We blasted out of the gate with “The Passage of Power” by Robert Caro, a book club read that covered Lyndon B. Johnson’s rise to the presidency. Johnson’s life was examined under a microscope–not always a great thing, but it certainly answered a lot of questions regarding his actions during that amazing segment in our history. (It was about a million pages and should probably count as two books, but I’m feeling a bit whiny today.)
Then there was another million pages with “I’m Your Man, The Life of Leonard Cohen” by Sylvie Simmons, a microscopic look at the life of Leonard Cohen. Coming of age during the 1960s, I find myself drawn to the accounts that capture these times, and our collective cultural dawning in New York’s Chelsea district as it took place in that era is remarkably captured here. Cohen himself embraced that era as it embraced him. What a story! (Another worthy account of those times is “Just Kids” by Patty Smith. If you haven’t read it, you are missing something.)

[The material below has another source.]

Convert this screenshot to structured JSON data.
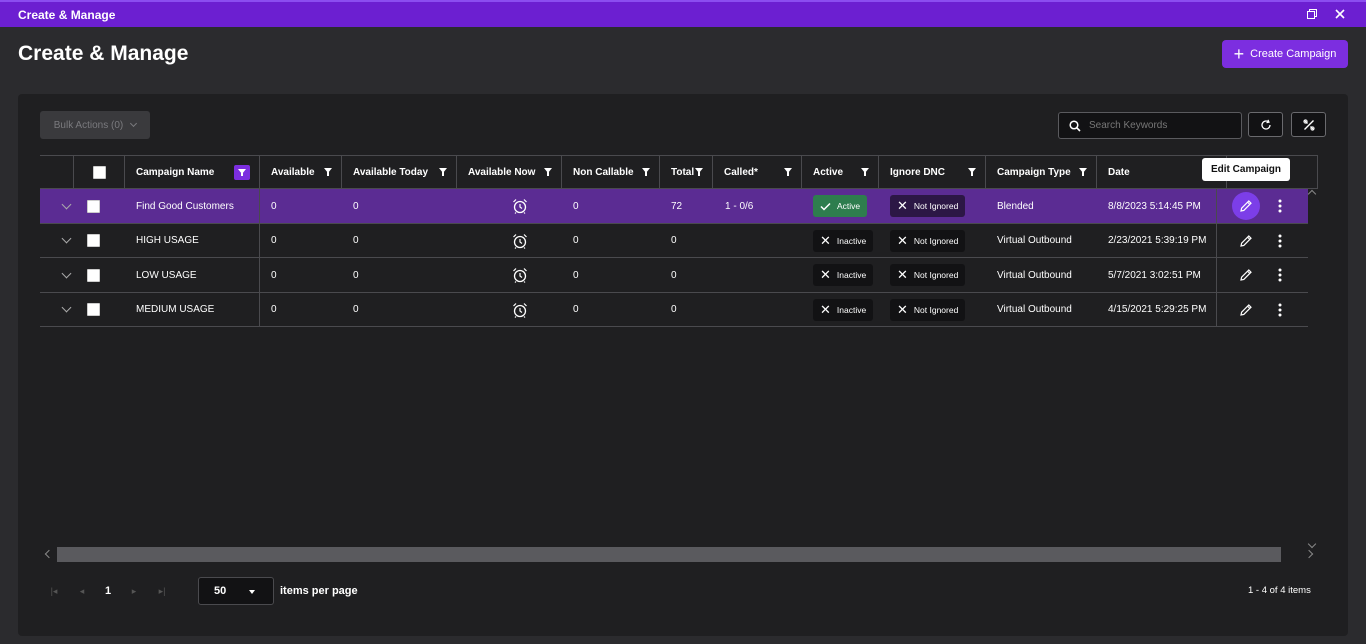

Elizabeth George and J.K. Rowling both released novels of epic size in “Just One Evil Act” and “The Cuckoo’s Calling”–mysteries I enjoyed tremendously. New mystery novels by Ellen Crosby, Sue Grafton, Craig Johnson, and Louise Penny were up to their usual standard. These authors never fail me. Other highlights included Kate Atkinson’s “Life After Life”, which I was determined to hate and ended up loving, and Gillian Flynn’s “Gone Girl”, which I really did hate, but it was a great book nonetheless.
Newer on the mystery writers scene are Harry Dolan, whose Ann Arbor-based sleuth David Loogan edits (of all things!) a mystery magazine; and Christobel Kent (once at this website, you’ll have to type in her name because the blasted link isn’t working), whose Sandro Cellini works out of Florence, Italy. These are tasty reads, my friends, featuring believable and engaging stories and detectives you will come to love.
However, in the end “Little Century” by Anna Keesey was the book that captured my heart in 2013. Call me a cowgirl, or an eastern Oregonian, or a hick, or what-you-will, this engaging tale encompasses the Wild West, Oregon history, and a resilient heroine who triumphs over adversity in a man’s world by virtue of her grit and honesty. I would love to see more from this author.
My goal for 2014? I will try again for 50 books. How about you? Let me know what you’re reading this year.